December 24th, 2005

bswing

Rolling Hotspots (satellite internet)

http://www.raysat.com/products/

ROLLING HOTSPOTS. Satellite TV's rebuttal to cable in the car is: "Why rely on external WiFi hotspots when you can be one?" Samer Salameh, president and CEO of RaySat Inc. (www.raysat.com; Vienna, VA) says his company's vehicle-mounted satellite antennas can transform cars into "rolling hotspots," capable of receiving both real-time satellite TV broadcasts and broadband Internet access. RaySat's antennas use essentially the same phased-array technology found in the huge domes that grace the tops of many RVs, but its debut model, SpeedRay 3000, is only 5-in. thick and can be mounted to the roof rails of an SUV or minivan. This is hardly an earthshaking achievement since competitors like KVH Industries, Inc. (www.kvh.com; Middletown, RI) already sell similarly sized units. What is noteworthy is that the SpeedRay will include a transmitter for real-time satellite-linked Internet sessions (with download speeds of 2mbps and upload speeds up to 128 mbps) linked to a WiFi node that broadcasts the satellite connection throughout the car. Samer explains that RaySat achieves this first by converting one of the four moving panels sealed inside the antenna that track and receive satellite signals into a transmitter. Priced at $3,495 plus monthly satellite subscription fees, the SpeedRay will occupy a specialty niche inhabited by those who can't bear the information disconnect a long drive represents.

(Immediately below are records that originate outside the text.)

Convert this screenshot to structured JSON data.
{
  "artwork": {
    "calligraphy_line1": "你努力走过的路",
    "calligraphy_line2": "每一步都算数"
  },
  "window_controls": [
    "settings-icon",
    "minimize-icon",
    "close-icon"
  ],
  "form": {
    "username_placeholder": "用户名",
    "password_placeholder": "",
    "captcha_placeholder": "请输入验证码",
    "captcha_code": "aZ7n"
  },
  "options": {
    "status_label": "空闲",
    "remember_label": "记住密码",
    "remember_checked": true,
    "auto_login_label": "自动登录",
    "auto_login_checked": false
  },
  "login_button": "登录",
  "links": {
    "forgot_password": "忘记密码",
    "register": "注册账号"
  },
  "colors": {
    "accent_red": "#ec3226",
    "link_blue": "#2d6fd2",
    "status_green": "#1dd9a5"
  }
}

But Samer is looking ahead to smaller and cheaper units. The company has already developed a prototype for a sleek 2-in. thick antenna dubbed StealthRay that it plans to put in production in 2006. "In 2007 I want to have a sub-1 in. antenna that can be installed by the OEM in the factory," says Samer, who reckons that a factory-installed unit could go for $2,000 or less and sell well over a million copies a year. But technological hurdles may slow that plan, because to achieve a thinner antenna the complex belt and gear system that now positions the tracking panels must be replaced by a solid-state setup that tracks satellite signals electromagnetically. RaySat has been able to eliminate some mechanical parts in the StealthRay prototype, but Samer acknowledges, "We need to have a breakthrough to get to 1 in." (Delphi is also working on satellite antennas for the car. See: http://www.autofieldguide.com/articles/030403.html.)